RECORDS TO USE section start
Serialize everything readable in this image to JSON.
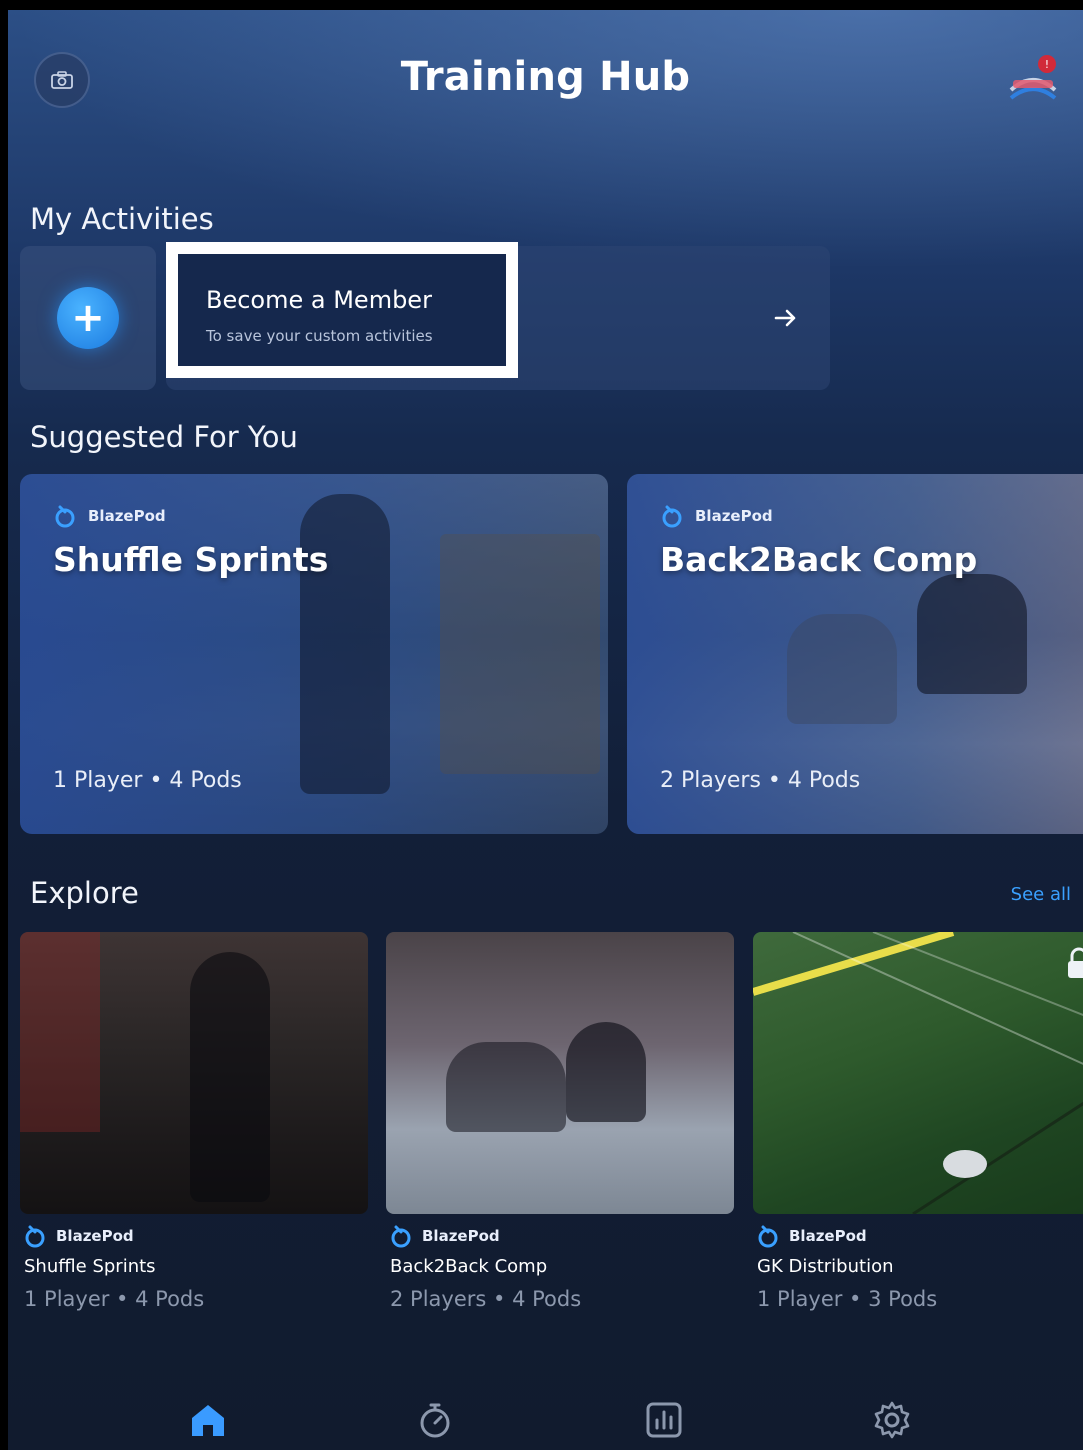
{
  "header": {
    "title": "Training Hub"
  },
  "my_activities": {
    "title": "My Activities",
    "member_card": {
      "title": "Become a Member",
      "subtitle": "To save your custom activities"
    }
  },
  "suggested": {
    "title": "Suggested For You",
    "cards": [
      {
        "brand": "BlazePod",
        "title": "Shuffle Sprints",
        "meta": "1 Player • 4 Pods"
      },
      {
        "brand": "BlazePod",
        "title": "Back2Back Comp",
        "meta": "2 Players • 4 Pods"
      }
    ]
  },
  "explore": {
    "title": "Explore",
    "see_all": "See all",
    "items": [
      {
        "brand": "BlazePod",
        "title": "Shuffle Sprints",
        "meta": "1 Player • 4 Pods",
        "locked": false
      },
      {
        "brand": "BlazePod",
        "title": "Back2Back Comp",
        "meta": "2 Players • 4 Pods",
        "locked": false
      },
      {
        "brand": "BlazePod",
        "title": "GK Distribution",
        "meta": "1 Player • 3 Pods",
        "locked": true
      }
    ]
  },
  "tabbar": {
    "items": [
      "home-icon",
      "stopwatch-icon",
      "stats-icon",
      "gear-icon"
    ],
    "active": "home-icon"
  },
  "colors": {
    "accent": "#3aa0ff",
    "background": "#121f38",
    "highlight_border": "#ffffff"
  }
}
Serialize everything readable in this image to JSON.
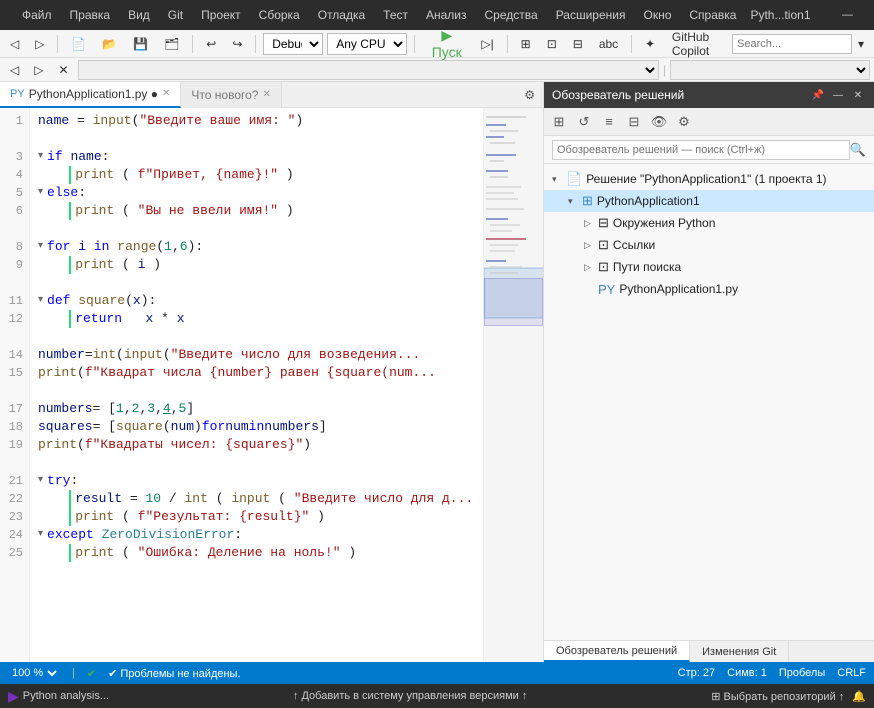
{
  "titleBar": {
    "appName": "Pyth...tion1",
    "menus": [
      "Файл",
      "Правка",
      "Вид",
      "Git",
      "Проект",
      "Сборка",
      "Отладка",
      "Тест",
      "Анализ",
      "Средства",
      "Расширения",
      "Окно",
      "Справка"
    ]
  },
  "toolbar": {
    "config": "Debug",
    "cpu": "Any CPU",
    "playLabel": "▶ Пуск",
    "githubCopilot": "GitHub Copilot"
  },
  "editorTabs": {
    "active": "PythonApplication1.py ●",
    "inactive": "Что нового?",
    "settings": "⚙"
  },
  "code": {
    "lines": [
      {
        "num": 1,
        "content": "name = input(\"Введите ваше имя: \")"
      },
      {
        "num": 2,
        "content": ""
      },
      {
        "num": 3,
        "content": "if name:"
      },
      {
        "num": 4,
        "content": "    print(f\"Привет, {name}!\")"
      },
      {
        "num": 5,
        "content": "else:"
      },
      {
        "num": 6,
        "content": "    print(\"Вы не ввели имя!\")"
      },
      {
        "num": 7,
        "content": ""
      },
      {
        "num": 8,
        "content": "for i in range(1, 6):"
      },
      {
        "num": 9,
        "content": "    print(i)"
      },
      {
        "num": 10,
        "content": ""
      },
      {
        "num": 11,
        "content": "def square(x):"
      },
      {
        "num": 12,
        "content": "    return x * x"
      },
      {
        "num": 13,
        "content": ""
      },
      {
        "num": 14,
        "content": "number = int(input(\"Введите число для возведения..."
      },
      {
        "num": 15,
        "content": "print(f\"Квадрат числа {number} равен {square(num..."
      },
      {
        "num": 16,
        "content": ""
      },
      {
        "num": 17,
        "content": "numbers = [1, 2, 3, 4, 5]"
      },
      {
        "num": 18,
        "content": "squares = [square(num) for num in numbers]"
      },
      {
        "num": 19,
        "content": "print(f\"Квадраты чисел: {squares}\")"
      },
      {
        "num": 20,
        "content": ""
      },
      {
        "num": 21,
        "content": "try:"
      },
      {
        "num": 22,
        "content": "    result = 10 / int(input(\"Введите число для д..."
      },
      {
        "num": 23,
        "content": "    print(f\"Результат: {result}\")"
      },
      {
        "num": 24,
        "content": "except ZeroDivisionError:"
      },
      {
        "num": 25,
        "content": "    print(\"Ошибка: Деление на ноль!\")"
      }
    ]
  },
  "solutionExplorer": {
    "title": "Обозреватель решений",
    "searchPlaceholder": "Обозреватель решений — поиск (Ctrl+ж)",
    "solutionName": "Решение \"PythonApplication1\" (1 проекта 1)",
    "projectName": "PythonApplication1",
    "items": [
      {
        "label": "Окружения Python",
        "indent": 2
      },
      {
        "label": "Ссылки",
        "indent": 2
      },
      {
        "label": "Пути поиска",
        "indent": 2
      },
      {
        "label": "PythonApplication1.py",
        "indent": 2
      }
    ],
    "bottomTabs": [
      "Обозреватель решений",
      "Изменения Git"
    ]
  },
  "statusBar": {
    "zoom": "100 %",
    "status": "✔ Проблемы не найдены.",
    "row": "Стр: 27",
    "col": "Симв: 1",
    "spaces": "Пробелы",
    "encoding": "CRLF"
  },
  "taskbar": {
    "left": "Python analysis...",
    "center": "↑ Добавить в систему управления версиями ↑",
    "right": "⊞ Выбрать репозиторий ↑",
    "bell": "🔔"
  }
}
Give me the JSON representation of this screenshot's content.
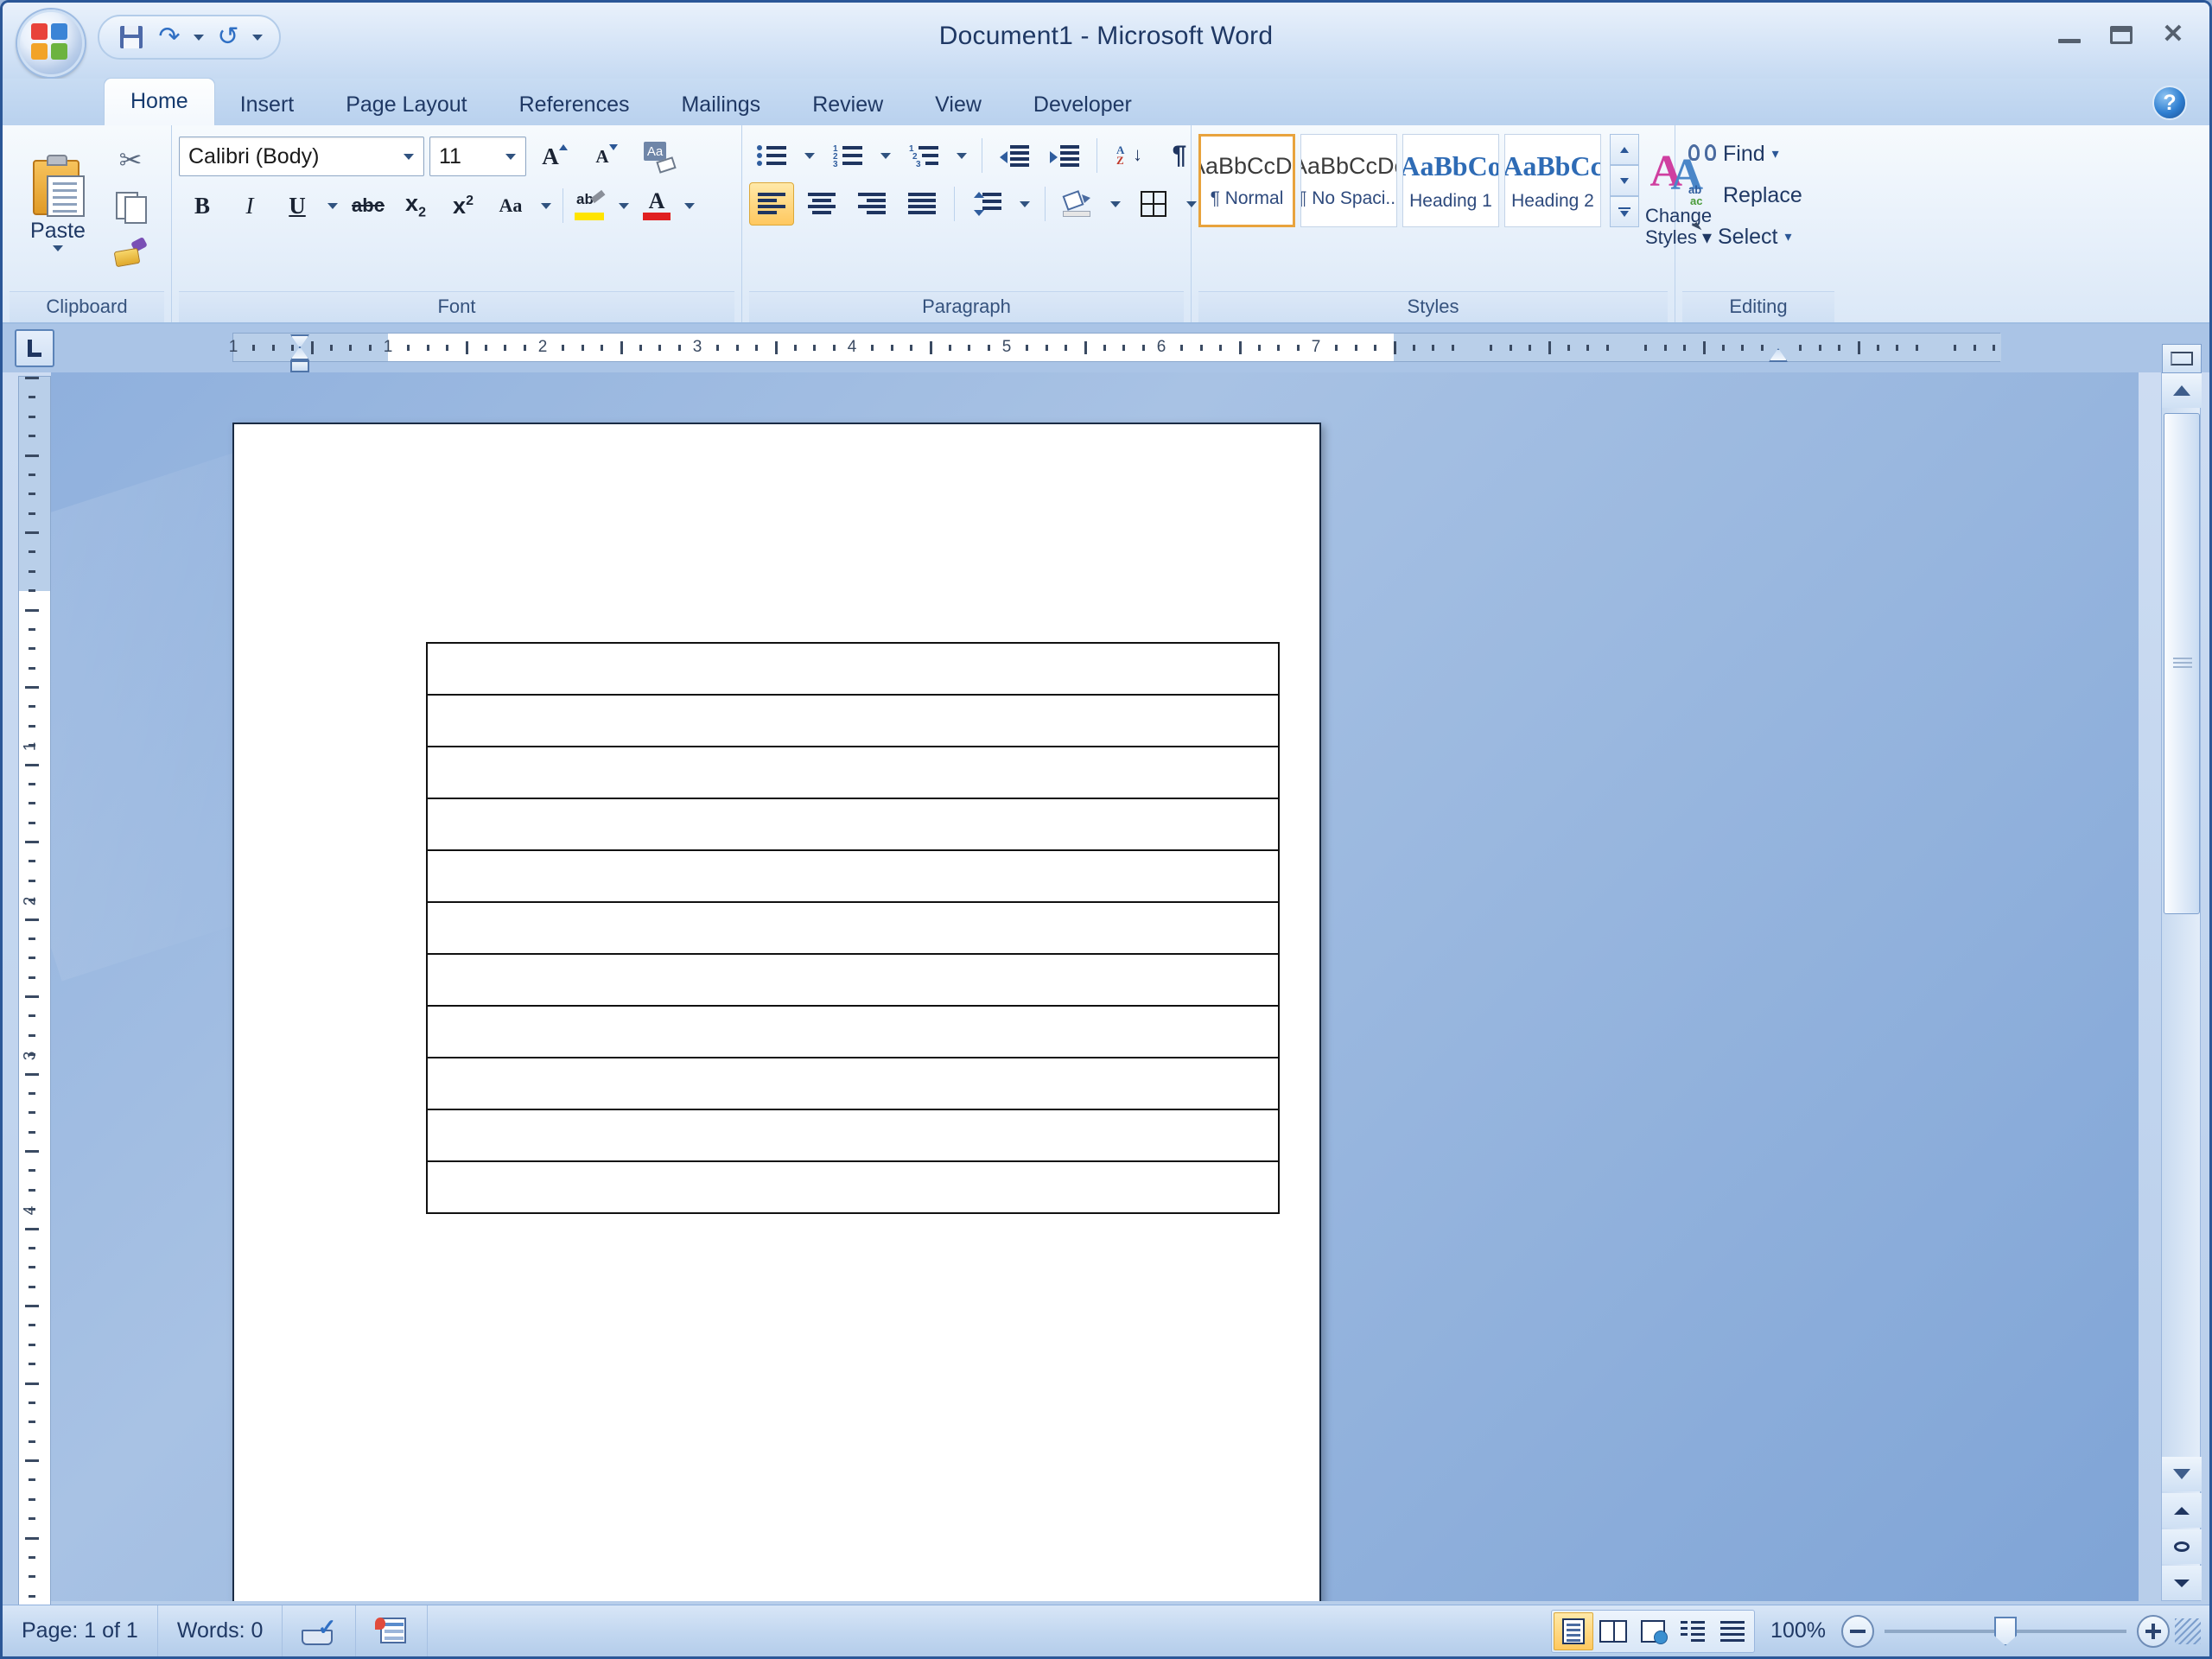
{
  "window": {
    "title": "Document1 - Microsoft Word",
    "minimize_label": "Minimize",
    "maximize_label": "Maximize",
    "close_label": "Close",
    "help_label": "?"
  },
  "office_button": {
    "label": "Office Button"
  },
  "quick_access_toolbar": {
    "items": [
      {
        "label": "Save",
        "icon": "save-icon"
      },
      {
        "label": "Undo",
        "icon": "undo-icon"
      },
      {
        "label": "Redo",
        "icon": "redo-icon"
      },
      {
        "label": "Customize Quick Access Toolbar",
        "icon": "chevron-down-icon"
      }
    ]
  },
  "tabs": [
    {
      "label": "Home",
      "active": true
    },
    {
      "label": "Insert",
      "active": false
    },
    {
      "label": "Page Layout",
      "active": false
    },
    {
      "label": "References",
      "active": false
    },
    {
      "label": "Mailings",
      "active": false
    },
    {
      "label": "Review",
      "active": false
    },
    {
      "label": "View",
      "active": false
    },
    {
      "label": "Developer",
      "active": false
    }
  ],
  "ribbon": {
    "clipboard": {
      "label": "Clipboard",
      "paste_label": "Paste",
      "cut_label": "Cut",
      "copy_label": "Copy",
      "format_painter_label": "Format Painter"
    },
    "font": {
      "label": "Font",
      "font_name": "Calibri (Body)",
      "font_size": "11",
      "grow_font_label": "Grow Font",
      "shrink_font_label": "Shrink Font",
      "clear_formatting_label": "Clear Formatting",
      "bold_label": "B",
      "italic_label": "I",
      "underline_label": "U",
      "strikethrough_label": "abc",
      "subscript_label": "x",
      "subscript_sub": "2",
      "superscript_label": "x",
      "superscript_sup": "2",
      "change_case_label": "Aa",
      "highlight_label": "Text Highlight Color",
      "highlight_color": "#ffe400",
      "font_color_label": "Font Color",
      "font_color": "#e02020"
    },
    "paragraph": {
      "label": "Paragraph",
      "bullets_label": "Bullets",
      "numbering_label": "Numbering",
      "multilevel_label": "Multilevel List",
      "decrease_indent_label": "Decrease Indent",
      "increase_indent_label": "Increase Indent",
      "sort_label": "Sort",
      "sort_top": "A",
      "sort_bottom": "Z",
      "show_marks_label": "¶",
      "align_left_label": "Align Text Left",
      "align_center_label": "Center",
      "align_right_label": "Align Text Right",
      "justify_label": "Justify",
      "line_spacing_label": "Line Spacing",
      "shading_label": "Shading",
      "borders_label": "Borders",
      "active_alignment": "Align Text Left"
    },
    "styles": {
      "label": "Styles",
      "gallery": [
        {
          "preview": "AaBbCcDc",
          "name": "¶ Normal",
          "id": "Normal",
          "selected": true
        },
        {
          "preview": "AaBbCcDc",
          "name": "¶ No Spaci...",
          "id": "No Spacing",
          "selected": false
        },
        {
          "preview": "AaBbCο",
          "name": "Heading 1",
          "id": "Heading 1",
          "selected": false
        },
        {
          "preview": "AaBbCc",
          "name": "Heading 2",
          "id": "Heading 2",
          "selected": false
        }
      ],
      "scroll_up_label": "Scroll Up",
      "scroll_down_label": "Scroll Down",
      "more_label": "More",
      "change_styles_line1": "Change",
      "change_styles_line2": "Styles"
    },
    "editing": {
      "label": "Editing",
      "find_label": "Find",
      "replace_label": "Replace",
      "select_label": "Select"
    }
  },
  "rulers": {
    "tab_selector_label": "Left Tab",
    "horizontal_numbers": [
      "1",
      "1",
      "2",
      "3",
      "4",
      "5",
      "6",
      "7"
    ],
    "vertical_numbers": [
      "1",
      "2",
      "3",
      "4"
    ],
    "left_margin_inches": 1,
    "right_indent_inches": 6.5,
    "first_line_indent_inches": 0
  },
  "document": {
    "table": {
      "columns": 1,
      "rows": 11,
      "cells": [
        [
          ""
        ],
        [
          ""
        ],
        [
          ""
        ],
        [
          ""
        ],
        [
          ""
        ],
        [
          ""
        ],
        [
          ""
        ],
        [
          ""
        ],
        [
          ""
        ],
        [
          ""
        ],
        [
          ""
        ]
      ],
      "border_color": "#111111"
    }
  },
  "scrollbar": {
    "split_label": "Split Window",
    "up_label": "Scroll Up",
    "down_label": "Scroll Down",
    "previous_page_label": "Previous Page",
    "select_browse_label": "Select Browse Object",
    "next_page_label": "Next Page"
  },
  "status_bar": {
    "page_text": "Page: 1 of 1",
    "words_text": "Words: 0",
    "spelling_label": "Spelling and Grammar Check",
    "language_label": "Macro Recording",
    "views": [
      {
        "label": "Print Layout",
        "icon": "print-layout-icon",
        "active": true
      },
      {
        "label": "Full Screen Reading",
        "icon": "full-screen-reading-icon",
        "active": false
      },
      {
        "label": "Web Layout",
        "icon": "web-layout-icon",
        "active": false
      },
      {
        "label": "Outline",
        "icon": "outline-icon",
        "active": false
      },
      {
        "label": "Draft",
        "icon": "draft-icon",
        "active": false
      }
    ],
    "zoom_level": "100%",
    "zoom_out_label": "Zoom Out",
    "zoom_in_label": "Zoom In",
    "zoom_slider_label": "Zoom Slider"
  },
  "colors": {
    "accent": "#2b5797",
    "title_text": "#1f3864",
    "selected_style_border": "#e8a33d",
    "active_highlight": "#ffc85f"
  }
}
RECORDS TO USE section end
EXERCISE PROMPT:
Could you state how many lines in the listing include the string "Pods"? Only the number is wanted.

TASK OUTPUT:
5